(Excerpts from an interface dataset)

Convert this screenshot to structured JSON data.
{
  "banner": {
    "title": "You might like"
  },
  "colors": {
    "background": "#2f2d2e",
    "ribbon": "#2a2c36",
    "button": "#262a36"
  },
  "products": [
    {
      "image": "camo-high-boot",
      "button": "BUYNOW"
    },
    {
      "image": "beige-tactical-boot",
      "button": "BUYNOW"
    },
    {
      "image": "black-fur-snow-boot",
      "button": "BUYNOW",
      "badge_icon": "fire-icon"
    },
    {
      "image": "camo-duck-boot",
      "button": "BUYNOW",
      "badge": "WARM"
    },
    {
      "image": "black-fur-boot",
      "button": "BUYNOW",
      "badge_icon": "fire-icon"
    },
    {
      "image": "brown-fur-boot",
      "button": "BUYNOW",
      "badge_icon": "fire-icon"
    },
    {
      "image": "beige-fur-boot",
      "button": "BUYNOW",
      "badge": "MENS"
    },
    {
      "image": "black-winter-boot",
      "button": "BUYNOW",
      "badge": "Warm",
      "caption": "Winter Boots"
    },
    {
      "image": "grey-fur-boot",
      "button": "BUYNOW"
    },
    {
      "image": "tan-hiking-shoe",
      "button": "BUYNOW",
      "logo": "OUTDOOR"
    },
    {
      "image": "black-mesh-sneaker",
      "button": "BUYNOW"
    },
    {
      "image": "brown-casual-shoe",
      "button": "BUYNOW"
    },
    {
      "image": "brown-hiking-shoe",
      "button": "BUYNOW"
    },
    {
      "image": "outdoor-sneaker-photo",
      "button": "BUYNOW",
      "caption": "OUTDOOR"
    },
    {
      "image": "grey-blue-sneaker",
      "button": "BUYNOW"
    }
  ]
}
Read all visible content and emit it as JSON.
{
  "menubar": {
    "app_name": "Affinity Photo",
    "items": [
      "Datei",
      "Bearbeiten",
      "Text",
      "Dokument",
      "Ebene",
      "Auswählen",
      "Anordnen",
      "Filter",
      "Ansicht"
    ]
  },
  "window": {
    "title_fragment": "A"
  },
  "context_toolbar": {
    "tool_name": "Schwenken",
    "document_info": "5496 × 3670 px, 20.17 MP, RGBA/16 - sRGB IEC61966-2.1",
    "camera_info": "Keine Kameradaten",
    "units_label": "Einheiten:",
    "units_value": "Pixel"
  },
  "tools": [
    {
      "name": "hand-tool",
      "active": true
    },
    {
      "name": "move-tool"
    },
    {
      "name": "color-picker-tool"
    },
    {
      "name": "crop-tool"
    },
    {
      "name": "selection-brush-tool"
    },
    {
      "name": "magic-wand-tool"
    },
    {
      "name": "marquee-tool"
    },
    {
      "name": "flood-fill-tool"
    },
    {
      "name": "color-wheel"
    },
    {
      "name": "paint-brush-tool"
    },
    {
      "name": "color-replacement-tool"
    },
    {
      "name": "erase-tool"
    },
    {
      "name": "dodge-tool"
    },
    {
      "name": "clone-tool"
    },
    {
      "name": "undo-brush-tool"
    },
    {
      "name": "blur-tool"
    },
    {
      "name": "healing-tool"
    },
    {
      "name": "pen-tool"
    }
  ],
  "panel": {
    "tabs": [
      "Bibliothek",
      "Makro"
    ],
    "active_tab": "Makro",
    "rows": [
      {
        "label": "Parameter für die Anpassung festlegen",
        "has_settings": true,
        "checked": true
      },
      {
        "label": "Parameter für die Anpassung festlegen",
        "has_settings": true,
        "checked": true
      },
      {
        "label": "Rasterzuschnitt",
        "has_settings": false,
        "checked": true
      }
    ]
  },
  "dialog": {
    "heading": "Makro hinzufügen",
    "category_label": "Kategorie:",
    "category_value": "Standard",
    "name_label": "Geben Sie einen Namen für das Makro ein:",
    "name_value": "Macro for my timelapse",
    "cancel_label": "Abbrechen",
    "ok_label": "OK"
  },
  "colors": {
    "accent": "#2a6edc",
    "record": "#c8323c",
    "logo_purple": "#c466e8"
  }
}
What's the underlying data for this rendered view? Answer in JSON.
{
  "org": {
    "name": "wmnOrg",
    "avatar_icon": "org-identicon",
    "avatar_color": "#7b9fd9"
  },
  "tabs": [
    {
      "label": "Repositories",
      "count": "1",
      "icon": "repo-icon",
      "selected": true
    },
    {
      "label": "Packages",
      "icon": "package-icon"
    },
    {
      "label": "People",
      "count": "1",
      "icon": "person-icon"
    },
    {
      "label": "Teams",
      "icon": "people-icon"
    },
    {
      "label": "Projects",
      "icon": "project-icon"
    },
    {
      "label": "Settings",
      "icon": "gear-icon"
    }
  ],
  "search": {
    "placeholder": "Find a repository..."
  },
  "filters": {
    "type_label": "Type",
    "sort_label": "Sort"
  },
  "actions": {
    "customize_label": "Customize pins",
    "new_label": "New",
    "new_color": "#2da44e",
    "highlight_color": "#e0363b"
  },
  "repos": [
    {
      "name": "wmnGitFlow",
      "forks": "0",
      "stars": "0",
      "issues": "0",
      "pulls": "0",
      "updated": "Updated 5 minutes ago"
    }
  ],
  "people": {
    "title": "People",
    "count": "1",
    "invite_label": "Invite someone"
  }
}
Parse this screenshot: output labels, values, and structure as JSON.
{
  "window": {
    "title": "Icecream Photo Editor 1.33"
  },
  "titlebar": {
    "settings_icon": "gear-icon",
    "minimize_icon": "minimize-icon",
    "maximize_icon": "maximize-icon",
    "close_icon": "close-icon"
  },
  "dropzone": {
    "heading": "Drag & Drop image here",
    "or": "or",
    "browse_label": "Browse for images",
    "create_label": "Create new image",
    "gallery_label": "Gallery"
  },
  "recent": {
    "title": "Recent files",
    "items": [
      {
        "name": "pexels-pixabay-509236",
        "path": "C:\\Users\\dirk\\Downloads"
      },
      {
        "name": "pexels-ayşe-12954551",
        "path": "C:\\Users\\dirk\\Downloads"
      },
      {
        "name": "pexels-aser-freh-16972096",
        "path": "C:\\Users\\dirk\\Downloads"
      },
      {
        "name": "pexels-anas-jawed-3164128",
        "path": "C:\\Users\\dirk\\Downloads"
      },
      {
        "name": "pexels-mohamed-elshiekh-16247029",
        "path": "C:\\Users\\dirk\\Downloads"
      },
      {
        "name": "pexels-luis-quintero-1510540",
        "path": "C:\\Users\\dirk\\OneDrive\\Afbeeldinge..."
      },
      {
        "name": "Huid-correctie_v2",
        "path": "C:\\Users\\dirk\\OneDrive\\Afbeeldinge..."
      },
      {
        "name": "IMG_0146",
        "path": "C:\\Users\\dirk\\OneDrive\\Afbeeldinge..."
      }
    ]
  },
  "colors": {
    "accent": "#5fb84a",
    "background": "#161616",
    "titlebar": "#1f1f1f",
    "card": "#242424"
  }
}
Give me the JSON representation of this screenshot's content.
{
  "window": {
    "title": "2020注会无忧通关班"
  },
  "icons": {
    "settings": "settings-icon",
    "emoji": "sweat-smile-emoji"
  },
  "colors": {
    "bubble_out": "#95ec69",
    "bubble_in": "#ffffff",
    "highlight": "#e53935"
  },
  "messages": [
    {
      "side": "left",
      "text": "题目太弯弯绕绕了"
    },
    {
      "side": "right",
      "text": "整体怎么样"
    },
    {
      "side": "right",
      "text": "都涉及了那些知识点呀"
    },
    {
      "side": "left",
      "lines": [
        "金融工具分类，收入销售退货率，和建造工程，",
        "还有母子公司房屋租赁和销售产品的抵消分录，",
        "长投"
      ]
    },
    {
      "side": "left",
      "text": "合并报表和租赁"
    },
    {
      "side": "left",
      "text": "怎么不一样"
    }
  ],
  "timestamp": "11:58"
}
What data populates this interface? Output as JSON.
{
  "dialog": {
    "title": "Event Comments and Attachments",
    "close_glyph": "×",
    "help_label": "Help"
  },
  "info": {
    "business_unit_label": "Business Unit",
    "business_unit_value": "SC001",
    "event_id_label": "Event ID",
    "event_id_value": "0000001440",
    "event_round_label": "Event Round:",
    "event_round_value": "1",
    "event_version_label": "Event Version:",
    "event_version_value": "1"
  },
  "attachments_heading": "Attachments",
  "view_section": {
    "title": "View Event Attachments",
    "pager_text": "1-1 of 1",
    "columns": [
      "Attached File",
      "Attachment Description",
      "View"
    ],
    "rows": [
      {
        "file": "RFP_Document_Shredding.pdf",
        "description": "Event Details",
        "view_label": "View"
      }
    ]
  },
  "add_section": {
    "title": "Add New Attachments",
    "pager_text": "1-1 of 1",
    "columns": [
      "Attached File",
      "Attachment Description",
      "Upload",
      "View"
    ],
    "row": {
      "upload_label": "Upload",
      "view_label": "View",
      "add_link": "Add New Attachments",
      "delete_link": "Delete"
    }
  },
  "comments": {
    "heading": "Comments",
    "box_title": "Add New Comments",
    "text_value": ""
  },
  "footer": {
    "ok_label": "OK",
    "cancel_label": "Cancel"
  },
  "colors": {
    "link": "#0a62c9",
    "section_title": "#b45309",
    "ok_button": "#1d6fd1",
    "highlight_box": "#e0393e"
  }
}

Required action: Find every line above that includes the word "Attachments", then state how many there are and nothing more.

Exercise solution: 5